Sigh.  The working world, eh?
There was a very interesting job to be done this morning.One of the wheels on the overhead crane was making weird noises and had to be replaced and investigated for problems. So I got to tag along and check out how this was done. Surprisingly, changing the wheel on a 30-ton capacity crane is almost exactly like changing the tyre on your car! You jack it up, take off the bolts, remove the wheel and change it out. 
Ok, I admit, when you’re dealing with loads of this magnitude its slightly more complex than this, and it takes about 3 hours to complete, but the basics are the same.And of course, we’re on the 4th floor of the furnace building (about 50m off the ground), in overalls and safety harnesses, with out CO gas monitors buzzing away and smoke, dust and heat billowing all around us…oh yes, and there is grease. Tons of it! But its fun and I love the fact that the guys up there look at me like I’m raving mad! I can just see them saying to themselves, “What the bleeding hell is this little girl doing here? What kind of parent would let their daughter DO this?”
But I love it. I find in fascinating how the mechanical parts all fit together, how the huge, bearings are so accurate and every separate part has a unique function that make this massive machine work under extreme conditions! I think the people that invented and built this are geniuses! Beneath the grease and dust and dirt, this mega-machine is as elegant as any other, and even more so for being able to withstand the heat and particles getting stuck in all its moving parts.
So I’m back in the office, a little dustier than I was before, but I’ve learnt a lot today:
  • How to use on a safety harness and life-line
  • How a CO gas monitor works and what is the maximum safe concentration of CO gas in parts per million (this is about 200 by the way, although some say ‘when you feel dizzy and throw up, get out quick!’)

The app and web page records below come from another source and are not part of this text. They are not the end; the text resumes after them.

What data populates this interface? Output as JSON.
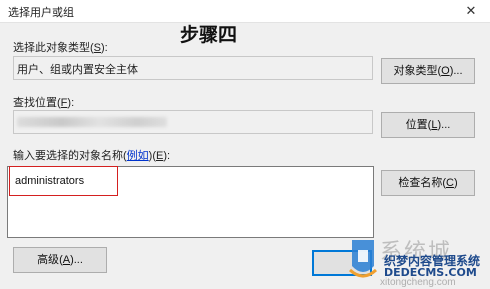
{
  "window": {
    "title": "选择用户或组",
    "close_glyph": "✕"
  },
  "annotation": {
    "step": "步骤四"
  },
  "object_type": {
    "label_text": "选择此对象类型",
    "label_key": "S",
    "value": "用户、组或内置安全主体",
    "button_text": "对象类型",
    "button_key": "O",
    "button_suffix": "..."
  },
  "location": {
    "label_text": "查找位置",
    "label_key": "F",
    "button_text": "位置",
    "button_key": "L",
    "button_suffix": "..."
  },
  "names": {
    "label_text": "输入要选择的对象名称",
    "label_link": "例如",
    "label_key": "E",
    "value": "administrators",
    "check_button_text": "检查名称",
    "check_button_key": "C"
  },
  "footer": {
    "advanced_text": "高级",
    "advanced_key": "A",
    "advanced_suffix": "..."
  },
  "watermark": {
    "big_text": "系统城",
    "cms_line1": "织梦内容管理系统",
    "cms_line2": "DEDECMS.COM",
    "url": "xitongcheng.com"
  },
  "colors": {
    "highlight": "#d42020",
    "ok_focus": "#0078d7",
    "link": "#0033cc",
    "watermark_cms": "#1e4a8c"
  }
}
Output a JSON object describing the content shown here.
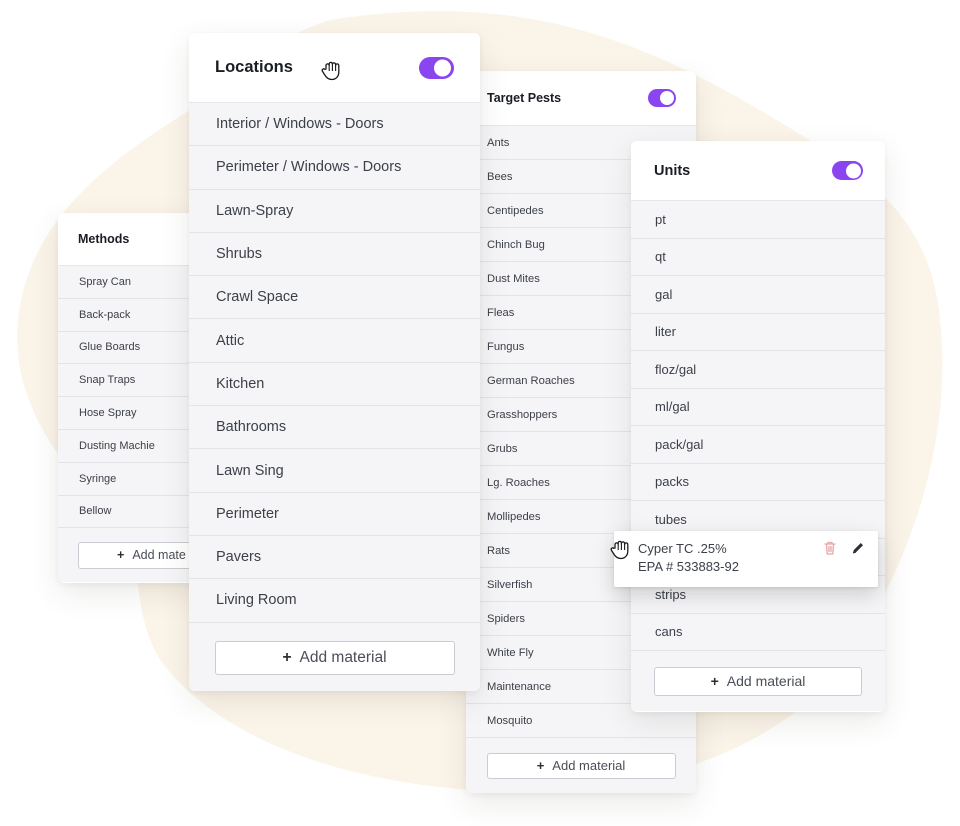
{
  "colors": {
    "accent": "#8b45f0",
    "blob_bg": "#fbf4e9",
    "delete_icon": "#e8a5a5"
  },
  "methods": {
    "title": "Methods",
    "items": [
      "Spray Can",
      "Back-pack",
      "Glue Boards",
      "Snap Traps",
      "Hose Spray",
      "Dusting Machie",
      "Syringe",
      "Bellow"
    ],
    "add_label": "Add mate"
  },
  "locations": {
    "title": "Locations",
    "toggle_on": true,
    "items": [
      "Interior / Windows - Doors",
      "Perimeter / Windows - Doors",
      "Lawn-Spray",
      "Shrubs",
      "Crawl Space",
      "Attic",
      "Kitchen",
      "Bathrooms",
      "Lawn Sing",
      "Perimeter",
      "Pavers",
      "Living Room"
    ],
    "add_label": "Add material"
  },
  "pests": {
    "title": "Target Pests",
    "toggle_on": true,
    "items": [
      "Ants",
      "Bees",
      "Centipedes",
      "Chinch Bug",
      "Dust Mites",
      "Fleas",
      "Fungus",
      "German Roaches",
      "Grasshoppers",
      "Grubs",
      "Lg. Roaches",
      "Mollipedes",
      "Rats",
      "Silverfish",
      "Spiders",
      "White Fly",
      "Maintenance",
      "Mosquito"
    ],
    "add_label": "Add material"
  },
  "units": {
    "title": "Units",
    "toggle_on": true,
    "items": [
      "pt",
      "qt",
      "gal",
      "liter",
      "floz/gal",
      "ml/gal",
      "pack/gal",
      "packs",
      "tubes",
      "",
      "strips",
      "cans"
    ],
    "add_label": "Add material"
  },
  "drag_item": {
    "name": "Cyper TC .25%",
    "epa": "EPA # 533883-92"
  },
  "icons": {
    "grab": "hand-grab-icon",
    "plus": "plus-icon",
    "delete": "trash-icon",
    "edit": "pencil-icon"
  }
}
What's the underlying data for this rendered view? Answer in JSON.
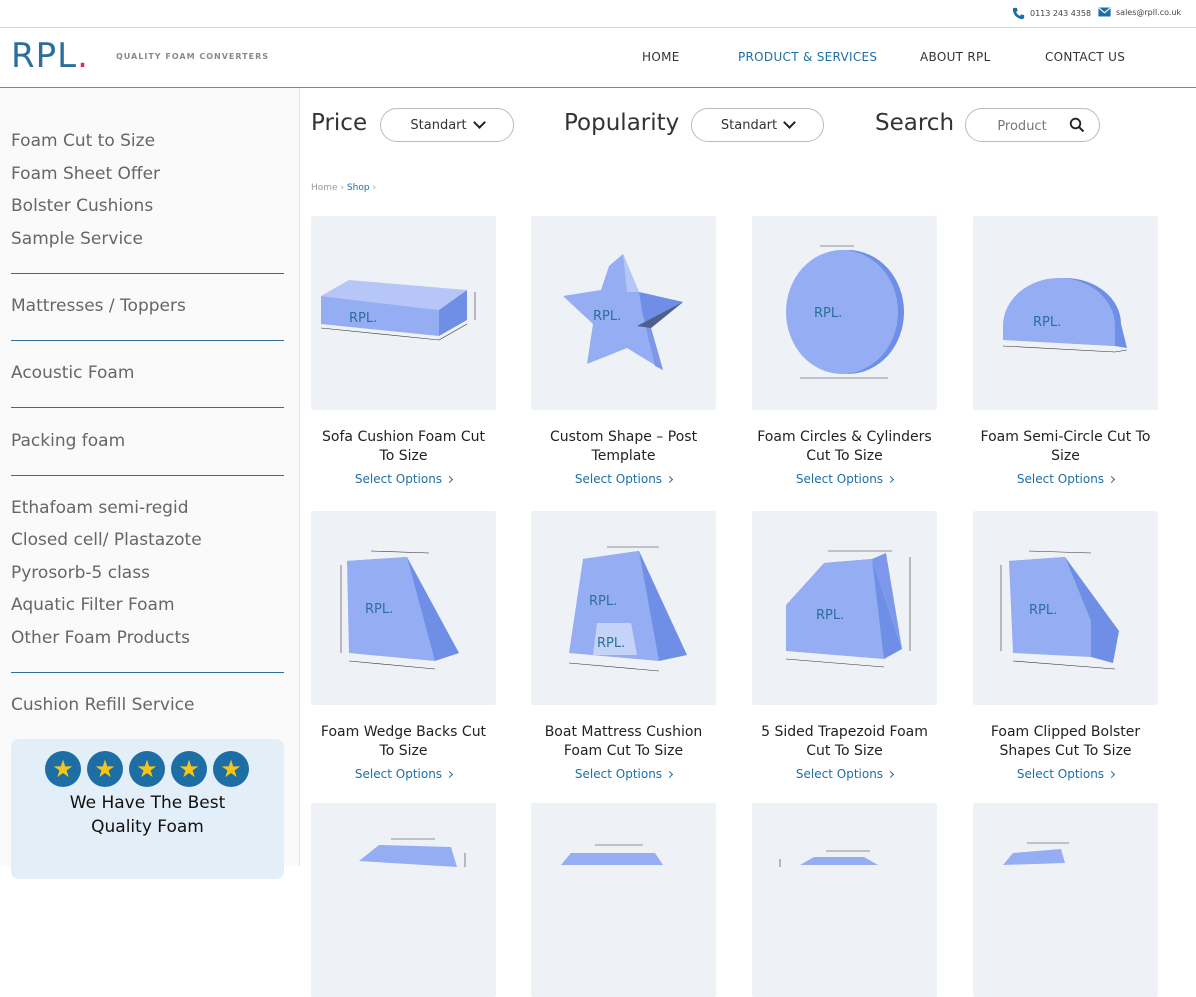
{
  "topbar": {
    "phone": "0113 243 4358",
    "email": "sales@rpll.co.uk"
  },
  "header": {
    "logo_text": "RPL",
    "logo_dot": ".",
    "tagline": "QUALITY FOAM CONVERTERS",
    "nav": [
      "HOME",
      "PRODUCT & SERVICES",
      "ABOUT RPL",
      "CONTACT US"
    ],
    "active_nav": "PRODUCT & SERVICES"
  },
  "sidebar": {
    "groups": [
      [
        "Foam Cut to Size",
        "Foam Sheet Offer",
        "Bolster Cushions",
        "Sample Service"
      ],
      [
        "Mattresses / Toppers"
      ],
      [
        "Acoustic Foam"
      ],
      [
        "Packing foam"
      ],
      [
        "Ethafoam semi-regid",
        "Closed cell/ Plastazote",
        "Pyrosorb-5 class",
        "Aquatic Filter Foam",
        "Other Foam Products"
      ],
      [
        "Cushion Refill Service"
      ]
    ],
    "review": {
      "star_count": 5,
      "text_line1": "We Have The Best",
      "text_line2": "Quality Foam"
    }
  },
  "filters": {
    "price_label": "Price",
    "price_value": "Standart",
    "popularity_label": "Popularity",
    "popularity_value": "Standart",
    "search_label": "Search",
    "search_placeholder": "Product"
  },
  "breadcrumb": {
    "home": "Home",
    "current": "Shop"
  },
  "products": [
    {
      "name_line1": "Sofa Cushion Foam Cut",
      "name_line2": "To Size",
      "cta": "Select Options"
    },
    {
      "name_line1": "Custom Shape – Post",
      "name_line2": "Template",
      "cta": "Select Options"
    },
    {
      "name_line1": "Foam Circles & Cylinders",
      "name_line2": "Cut To Size",
      "cta": "Select Options"
    },
    {
      "name_line1": "Foam Semi-Circle Cut To",
      "name_line2": "Size",
      "cta": "Select Options"
    },
    {
      "name_line1": "Foam Wedge Backs Cut",
      "name_line2": "To Size",
      "cta": "Select Options"
    },
    {
      "name_line1": "Boat Mattress Cushion",
      "name_line2": "Foam Cut To Size",
      "cta": "Select Options"
    },
    {
      "name_line1": "5 Sided Trapezoid Foam",
      "name_line2": "Cut To Size",
      "cta": "Select Options"
    },
    {
      "name_line1": "Foam Clipped Bolster",
      "name_line2": "Shapes Cut To Size",
      "cta": "Select Options"
    }
  ],
  "product_image_label": "RPL.",
  "colors": {
    "brand": "#2d6f9a",
    "accent": "#e2237a",
    "link": "#1e6ea6",
    "foam": "#8fa8f0"
  }
}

  • How to change a crane wheel
  • How a rigging machine and a hydraulic bottle jack works
  • How to remove lock-nuts
Okay fine. As an engineer, I probably (definitely) would never need to actually change a crane wheel…ever. But I need to know what the thing looks like and how it get put together/ taken apart so that I can design one. Even if I’m just picking a standard one out of a catalogue, I need to know that I’m choosing the best and safest type for the job as well as the guys who are using it. All in all, it was great fun!